[DATA FOR THIS EXERCISE Boundary: Start]
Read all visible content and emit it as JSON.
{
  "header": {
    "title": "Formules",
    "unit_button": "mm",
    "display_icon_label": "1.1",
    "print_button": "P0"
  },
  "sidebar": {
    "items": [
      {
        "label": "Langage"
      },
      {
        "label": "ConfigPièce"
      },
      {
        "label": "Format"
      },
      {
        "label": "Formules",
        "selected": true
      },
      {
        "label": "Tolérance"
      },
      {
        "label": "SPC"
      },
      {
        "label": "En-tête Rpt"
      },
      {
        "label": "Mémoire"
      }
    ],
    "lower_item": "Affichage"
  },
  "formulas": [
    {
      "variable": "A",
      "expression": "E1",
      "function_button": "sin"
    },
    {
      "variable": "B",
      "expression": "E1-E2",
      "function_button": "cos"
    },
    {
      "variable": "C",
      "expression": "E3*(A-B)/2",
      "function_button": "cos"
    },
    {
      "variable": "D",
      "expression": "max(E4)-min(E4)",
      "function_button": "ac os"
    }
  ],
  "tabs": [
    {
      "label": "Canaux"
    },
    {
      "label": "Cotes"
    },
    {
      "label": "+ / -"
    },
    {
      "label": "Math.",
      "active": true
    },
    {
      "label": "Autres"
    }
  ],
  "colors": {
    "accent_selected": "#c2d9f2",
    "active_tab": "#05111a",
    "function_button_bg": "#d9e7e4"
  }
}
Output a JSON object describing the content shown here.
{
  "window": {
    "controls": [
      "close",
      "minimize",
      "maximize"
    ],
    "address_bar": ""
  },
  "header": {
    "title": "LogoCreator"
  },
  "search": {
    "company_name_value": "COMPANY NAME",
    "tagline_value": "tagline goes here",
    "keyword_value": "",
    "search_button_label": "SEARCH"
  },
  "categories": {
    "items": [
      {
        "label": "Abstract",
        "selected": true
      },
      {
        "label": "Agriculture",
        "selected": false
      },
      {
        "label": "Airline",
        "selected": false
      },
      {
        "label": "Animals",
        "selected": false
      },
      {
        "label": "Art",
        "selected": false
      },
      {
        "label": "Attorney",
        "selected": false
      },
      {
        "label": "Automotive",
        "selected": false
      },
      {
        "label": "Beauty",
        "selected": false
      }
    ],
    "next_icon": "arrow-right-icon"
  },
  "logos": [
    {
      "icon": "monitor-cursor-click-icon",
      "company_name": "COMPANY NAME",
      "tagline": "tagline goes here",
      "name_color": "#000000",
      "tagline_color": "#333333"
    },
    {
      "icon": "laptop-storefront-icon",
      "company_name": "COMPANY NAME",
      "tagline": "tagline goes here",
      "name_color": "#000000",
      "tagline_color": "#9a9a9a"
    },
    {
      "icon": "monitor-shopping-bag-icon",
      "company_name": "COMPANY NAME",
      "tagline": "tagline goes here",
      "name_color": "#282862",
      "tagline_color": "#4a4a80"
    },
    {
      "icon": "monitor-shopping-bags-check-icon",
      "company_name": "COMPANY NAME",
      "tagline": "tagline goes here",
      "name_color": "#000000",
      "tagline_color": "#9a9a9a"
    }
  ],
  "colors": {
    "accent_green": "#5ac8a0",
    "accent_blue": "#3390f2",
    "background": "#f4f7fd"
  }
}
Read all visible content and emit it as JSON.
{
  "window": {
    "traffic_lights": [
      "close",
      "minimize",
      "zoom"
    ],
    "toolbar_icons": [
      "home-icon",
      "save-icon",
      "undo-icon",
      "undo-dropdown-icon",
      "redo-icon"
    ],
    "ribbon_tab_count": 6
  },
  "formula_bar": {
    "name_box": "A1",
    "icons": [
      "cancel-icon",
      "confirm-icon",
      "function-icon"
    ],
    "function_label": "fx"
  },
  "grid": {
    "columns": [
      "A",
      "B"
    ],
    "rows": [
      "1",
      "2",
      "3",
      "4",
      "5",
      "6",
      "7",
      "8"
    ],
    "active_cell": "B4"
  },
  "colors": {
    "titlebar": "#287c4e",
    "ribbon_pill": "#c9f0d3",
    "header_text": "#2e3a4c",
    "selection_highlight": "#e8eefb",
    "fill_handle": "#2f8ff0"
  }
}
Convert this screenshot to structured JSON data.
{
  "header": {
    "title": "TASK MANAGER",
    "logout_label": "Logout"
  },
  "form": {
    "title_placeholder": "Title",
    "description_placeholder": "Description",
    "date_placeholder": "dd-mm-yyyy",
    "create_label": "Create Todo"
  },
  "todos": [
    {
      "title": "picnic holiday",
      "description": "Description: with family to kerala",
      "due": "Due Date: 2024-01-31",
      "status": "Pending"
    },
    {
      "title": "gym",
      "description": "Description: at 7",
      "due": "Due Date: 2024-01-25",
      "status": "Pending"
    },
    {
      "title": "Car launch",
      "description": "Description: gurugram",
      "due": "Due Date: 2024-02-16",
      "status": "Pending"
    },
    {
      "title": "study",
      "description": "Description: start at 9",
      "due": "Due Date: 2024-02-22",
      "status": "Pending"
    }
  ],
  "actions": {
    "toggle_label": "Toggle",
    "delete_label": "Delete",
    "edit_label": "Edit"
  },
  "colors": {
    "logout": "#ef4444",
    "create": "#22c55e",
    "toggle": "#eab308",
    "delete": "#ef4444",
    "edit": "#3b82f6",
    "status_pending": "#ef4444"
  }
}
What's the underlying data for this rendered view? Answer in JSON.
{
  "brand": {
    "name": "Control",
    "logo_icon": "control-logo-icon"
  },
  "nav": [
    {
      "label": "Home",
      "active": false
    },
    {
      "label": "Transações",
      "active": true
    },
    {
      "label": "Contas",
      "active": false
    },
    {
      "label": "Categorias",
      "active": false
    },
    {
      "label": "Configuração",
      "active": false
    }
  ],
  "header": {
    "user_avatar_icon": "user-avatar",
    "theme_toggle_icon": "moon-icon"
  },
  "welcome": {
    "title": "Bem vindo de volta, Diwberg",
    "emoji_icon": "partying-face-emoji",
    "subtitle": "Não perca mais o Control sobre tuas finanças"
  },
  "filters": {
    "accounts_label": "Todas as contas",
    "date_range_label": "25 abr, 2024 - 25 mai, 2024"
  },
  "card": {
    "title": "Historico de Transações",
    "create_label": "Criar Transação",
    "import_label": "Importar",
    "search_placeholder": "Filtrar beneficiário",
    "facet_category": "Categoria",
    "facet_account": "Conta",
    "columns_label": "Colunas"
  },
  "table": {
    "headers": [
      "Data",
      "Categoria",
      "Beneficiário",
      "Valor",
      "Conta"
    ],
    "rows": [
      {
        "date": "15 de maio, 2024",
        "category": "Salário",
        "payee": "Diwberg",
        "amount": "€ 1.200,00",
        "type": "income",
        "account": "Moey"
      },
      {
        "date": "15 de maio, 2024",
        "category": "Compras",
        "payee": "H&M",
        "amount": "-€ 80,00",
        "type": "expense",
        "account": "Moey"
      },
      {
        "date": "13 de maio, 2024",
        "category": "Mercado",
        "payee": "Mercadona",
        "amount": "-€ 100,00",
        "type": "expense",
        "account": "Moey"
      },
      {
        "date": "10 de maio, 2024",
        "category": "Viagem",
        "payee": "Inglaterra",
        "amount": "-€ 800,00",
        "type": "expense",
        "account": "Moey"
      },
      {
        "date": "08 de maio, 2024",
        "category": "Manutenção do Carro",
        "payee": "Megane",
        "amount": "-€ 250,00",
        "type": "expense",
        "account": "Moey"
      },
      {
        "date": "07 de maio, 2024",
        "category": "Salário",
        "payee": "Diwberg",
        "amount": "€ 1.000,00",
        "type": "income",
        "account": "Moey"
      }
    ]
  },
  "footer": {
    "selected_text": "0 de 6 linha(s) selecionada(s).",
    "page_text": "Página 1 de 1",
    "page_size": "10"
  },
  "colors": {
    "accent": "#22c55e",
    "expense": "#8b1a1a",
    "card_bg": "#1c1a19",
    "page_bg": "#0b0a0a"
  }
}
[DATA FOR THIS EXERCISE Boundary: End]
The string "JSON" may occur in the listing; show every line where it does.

◆ **WRITTEN SOLUTION**:
Read all visible content and emit it as JSON.
Output a JSON object describing the content shown here.
Read all visible content and emit it as JSON.
Convert this screenshot to structured JSON data.
What's the underlying data for this rendered view? Answer in JSON.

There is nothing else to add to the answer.